→ WORK REQUIRED:
Give every entry again, word for word and in full.

→ DATA FOR THE TASK:
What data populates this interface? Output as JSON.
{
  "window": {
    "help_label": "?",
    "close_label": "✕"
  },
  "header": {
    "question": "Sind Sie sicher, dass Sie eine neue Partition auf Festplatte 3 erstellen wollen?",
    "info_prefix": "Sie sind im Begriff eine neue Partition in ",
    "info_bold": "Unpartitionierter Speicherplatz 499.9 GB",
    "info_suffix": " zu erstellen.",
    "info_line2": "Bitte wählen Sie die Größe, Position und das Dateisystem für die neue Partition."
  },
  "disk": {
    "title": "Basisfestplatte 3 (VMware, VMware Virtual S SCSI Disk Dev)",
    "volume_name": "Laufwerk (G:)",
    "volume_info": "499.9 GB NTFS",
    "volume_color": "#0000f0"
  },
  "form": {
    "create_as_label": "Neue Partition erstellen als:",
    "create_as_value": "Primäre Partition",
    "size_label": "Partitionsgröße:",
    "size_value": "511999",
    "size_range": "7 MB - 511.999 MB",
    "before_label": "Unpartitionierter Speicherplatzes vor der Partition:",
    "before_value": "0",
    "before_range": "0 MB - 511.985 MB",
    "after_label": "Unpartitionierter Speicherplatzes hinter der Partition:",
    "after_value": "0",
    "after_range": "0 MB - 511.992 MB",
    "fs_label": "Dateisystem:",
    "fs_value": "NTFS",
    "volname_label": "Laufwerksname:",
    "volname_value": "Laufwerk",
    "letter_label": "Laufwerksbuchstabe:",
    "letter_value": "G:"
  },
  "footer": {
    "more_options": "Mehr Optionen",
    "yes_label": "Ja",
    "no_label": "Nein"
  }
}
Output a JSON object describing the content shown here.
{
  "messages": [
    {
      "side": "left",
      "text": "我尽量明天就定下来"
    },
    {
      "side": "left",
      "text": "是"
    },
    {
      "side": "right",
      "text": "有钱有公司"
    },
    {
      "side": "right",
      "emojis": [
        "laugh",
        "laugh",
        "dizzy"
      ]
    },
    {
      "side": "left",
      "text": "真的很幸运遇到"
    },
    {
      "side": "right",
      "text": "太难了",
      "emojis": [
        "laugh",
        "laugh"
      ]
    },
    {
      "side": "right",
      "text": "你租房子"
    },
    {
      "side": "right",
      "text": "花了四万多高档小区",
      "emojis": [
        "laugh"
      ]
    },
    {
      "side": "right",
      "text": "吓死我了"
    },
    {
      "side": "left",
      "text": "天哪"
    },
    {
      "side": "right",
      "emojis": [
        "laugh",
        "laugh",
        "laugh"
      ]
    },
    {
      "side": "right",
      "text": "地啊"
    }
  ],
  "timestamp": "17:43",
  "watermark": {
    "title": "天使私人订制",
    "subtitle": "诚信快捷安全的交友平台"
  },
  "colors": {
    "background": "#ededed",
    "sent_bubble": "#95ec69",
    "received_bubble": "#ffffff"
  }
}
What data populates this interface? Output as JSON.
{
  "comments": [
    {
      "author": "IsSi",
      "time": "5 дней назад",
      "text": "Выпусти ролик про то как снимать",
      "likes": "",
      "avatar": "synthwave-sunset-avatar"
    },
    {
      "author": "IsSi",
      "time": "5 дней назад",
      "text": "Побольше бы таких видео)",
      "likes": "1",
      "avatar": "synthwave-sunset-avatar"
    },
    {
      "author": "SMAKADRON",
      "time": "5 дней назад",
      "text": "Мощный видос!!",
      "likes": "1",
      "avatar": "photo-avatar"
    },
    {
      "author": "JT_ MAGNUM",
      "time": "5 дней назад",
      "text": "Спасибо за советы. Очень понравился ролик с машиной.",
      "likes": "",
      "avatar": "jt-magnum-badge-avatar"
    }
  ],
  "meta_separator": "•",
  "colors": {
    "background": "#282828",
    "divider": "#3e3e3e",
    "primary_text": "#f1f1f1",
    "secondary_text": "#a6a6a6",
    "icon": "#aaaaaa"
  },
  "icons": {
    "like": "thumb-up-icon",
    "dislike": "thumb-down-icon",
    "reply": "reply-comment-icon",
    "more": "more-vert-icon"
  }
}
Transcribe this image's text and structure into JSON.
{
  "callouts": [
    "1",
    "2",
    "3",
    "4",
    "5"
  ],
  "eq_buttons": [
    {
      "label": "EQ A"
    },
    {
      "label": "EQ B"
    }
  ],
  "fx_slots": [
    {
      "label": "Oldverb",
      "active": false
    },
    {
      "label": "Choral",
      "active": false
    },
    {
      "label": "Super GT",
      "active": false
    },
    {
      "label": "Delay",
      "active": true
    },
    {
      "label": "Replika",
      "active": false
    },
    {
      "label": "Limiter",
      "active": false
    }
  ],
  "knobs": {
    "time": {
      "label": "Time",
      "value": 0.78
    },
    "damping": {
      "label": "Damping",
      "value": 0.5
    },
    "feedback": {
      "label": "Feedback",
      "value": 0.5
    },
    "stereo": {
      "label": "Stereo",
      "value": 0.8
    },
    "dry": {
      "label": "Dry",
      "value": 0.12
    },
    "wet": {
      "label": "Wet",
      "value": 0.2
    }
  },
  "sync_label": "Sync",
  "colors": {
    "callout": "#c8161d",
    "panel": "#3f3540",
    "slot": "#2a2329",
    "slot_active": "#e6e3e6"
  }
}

→ EXERCISE RESULT:
What data populates this interface? Output as JSON.
{
  "window": {
    "help_label": "?",
    "close_label": "✕"
  },
  "header": {
    "question": "Sind Sie sicher, dass Sie eine neue Partition auf Festplatte 3 erstellen wollen?",
    "info_prefix": "Sie sind im Begriff eine neue Partition in ",
    "info_bold": "Unpartitionierter Speicherplatz 499.9 GB",
    "info_suffix": " zu erstellen.",
    "info_line2": "Bitte wählen Sie die Größe, Position und das Dateisystem für die neue Partition."
  },
  "disk": {
    "title": "Basisfestplatte 3 (VMware, VMware Virtual S SCSI Disk Dev)",
    "volume_name": "Laufwerk (G:)",
    "volume_info": "499.9 GB NTFS",
    "volume_color": "#0000f0"
  },
  "form": {
    "create_as_label": "Neue Partition erstellen als:",
    "create_as_value": "Primäre Partition",
    "size_label": "Partitionsgröße:",
    "size_value": "511999",
    "size_range": "7 MB - 511.999 MB",
    "before_label": "Unpartitionierter Speicherplatzes vor der Partition:",
    "before_value": "0",
    "before_range": "0 MB - 511.985 MB",
    "after_label": "Unpartitionierter Speicherplatzes hinter der Partition:",
    "after_value": "0",
    "after_range": "0 MB - 511.992 MB",
    "fs_label": "Dateisystem:",
    "fs_value": "NTFS",
    "volname_label": "Laufwerksname:",
    "volname_value": "Laufwerk",
    "letter_label": "Laufwerksbuchstabe:",
    "letter_value": "G:"
  },
  "footer": {
    "more_options": "Mehr Optionen",
    "yes_label": "Ja",
    "no_label": "Nein"
  }
}
Output a JSON object describing the content shown here.
{
  "messages": [
    {
      "side": "left",
      "text": "我尽量明天就定下来"
    },
    {
      "side": "left",
      "text": "是"
    },
    {
      "side": "right",
      "text": "有钱有公司"
    },
    {
      "side": "right",
      "emojis": [
        "laugh",
        "laugh",
        "dizzy"
      ]
    },
    {
      "side": "left",
      "text": "真的很幸运遇到"
    },
    {
      "side": "right",
      "text": "太难了",
      "emojis": [
        "laugh",
        "laugh"
      ]
    },
    {
      "side": "right",
      "text": "你租房子"
    },
    {
      "side": "right",
      "text": "花了四万多高档小区",
      "emojis": [
        "laugh"
      ]
    },
    {
      "side": "right",
      "text": "吓死我了"
    },
    {
      "side": "left",
      "text": "天哪"
    },
    {
      "side": "right",
      "emojis": [
        "laugh",
        "laugh",
        "laugh"
      ]
    },
    {
      "side": "right",
      "text": "地啊"
    }
  ],
  "timestamp": "17:43",
  "watermark": {
    "title": "天使私人订制",
    "subtitle": "诚信快捷安全的交友平台"
  },
  "colors": {
    "background": "#ededed",
    "sent_bubble": "#95ec69",
    "received_bubble": "#ffffff"
  }
}
What data populates this interface? Output as JSON.
{
  "comments": [
    {
      "author": "IsSi",
      "time": "5 дней назад",
      "text": "Выпусти ролик про то как снимать",
      "likes": "",
      "avatar": "synthwave-sunset-avatar"
    },
    {
      "author": "IsSi",
      "time": "5 дней назад",
      "text": "Побольше бы таких видео)",
      "likes": "1",
      "avatar": "synthwave-sunset-avatar"
    },
    {
      "author": "SMAKADRON",
      "time": "5 дней назад",
      "text": "Мощный видос!!",
      "likes": "1",
      "avatar": "photo-avatar"
    },
    {
      "author": "JT_ MAGNUM",
      "time": "5 дней назад",
      "text": "Спасибо за советы. Очень понравился ролик с машиной.",
      "likes": "",
      "avatar": "jt-magnum-badge-avatar"
    }
  ],
  "meta_separator": "•",
  "colors": {
    "background": "#282828",
    "divider": "#3e3e3e",
    "primary_text": "#f1f1f1",
    "secondary_text": "#a6a6a6",
    "icon": "#aaaaaa"
  },
  "icons": {
    "like": "thumb-up-icon",
    "dislike": "thumb-down-icon",
    "reply": "reply-comment-icon",
    "more": "more-vert-icon"
  }
}
Transcribe this image's text and structure into JSON.
{
  "callouts": [
    "1",
    "2",
    "3",
    "4",
    "5"
  ],
  "eq_buttons": [
    {
      "label": "EQ A"
    },
    {
      "label": "EQ B"
    }
  ],
  "fx_slots": [
    {
      "label": "Oldverb",
      "active": false
    },
    {
      "label": "Choral",
      "active": false
    },
    {
      "label": "Super GT",
      "active": false
    },
    {
      "label": "Delay",
      "active": true
    },
    {
      "label": "Replika",
      "active": false
    },
    {
      "label": "Limiter",
      "active": false
    }
  ],
  "knobs": {
    "time": {
      "label": "Time",
      "value": 0.78
    },
    "damping": {
      "label": "Damping",
      "value": 0.5
    },
    "feedback": {
      "label": "Feedback",
      "value": 0.5
    },
    "stereo": {
      "label": "Stereo",
      "value": 0.8
    },
    "dry": {
      "label": "Dry",
      "value": 0.12
    },
    "wet": {
      "label": "Wet",
      "value": 0.2
    }
  },
  "sync_label": "Sync",
  "colors": {
    "callout": "#c8161d",
    "panel": "#3f3540",
    "slot": "#2a2329",
    "slot_active": "#e6e3e6"
  }
}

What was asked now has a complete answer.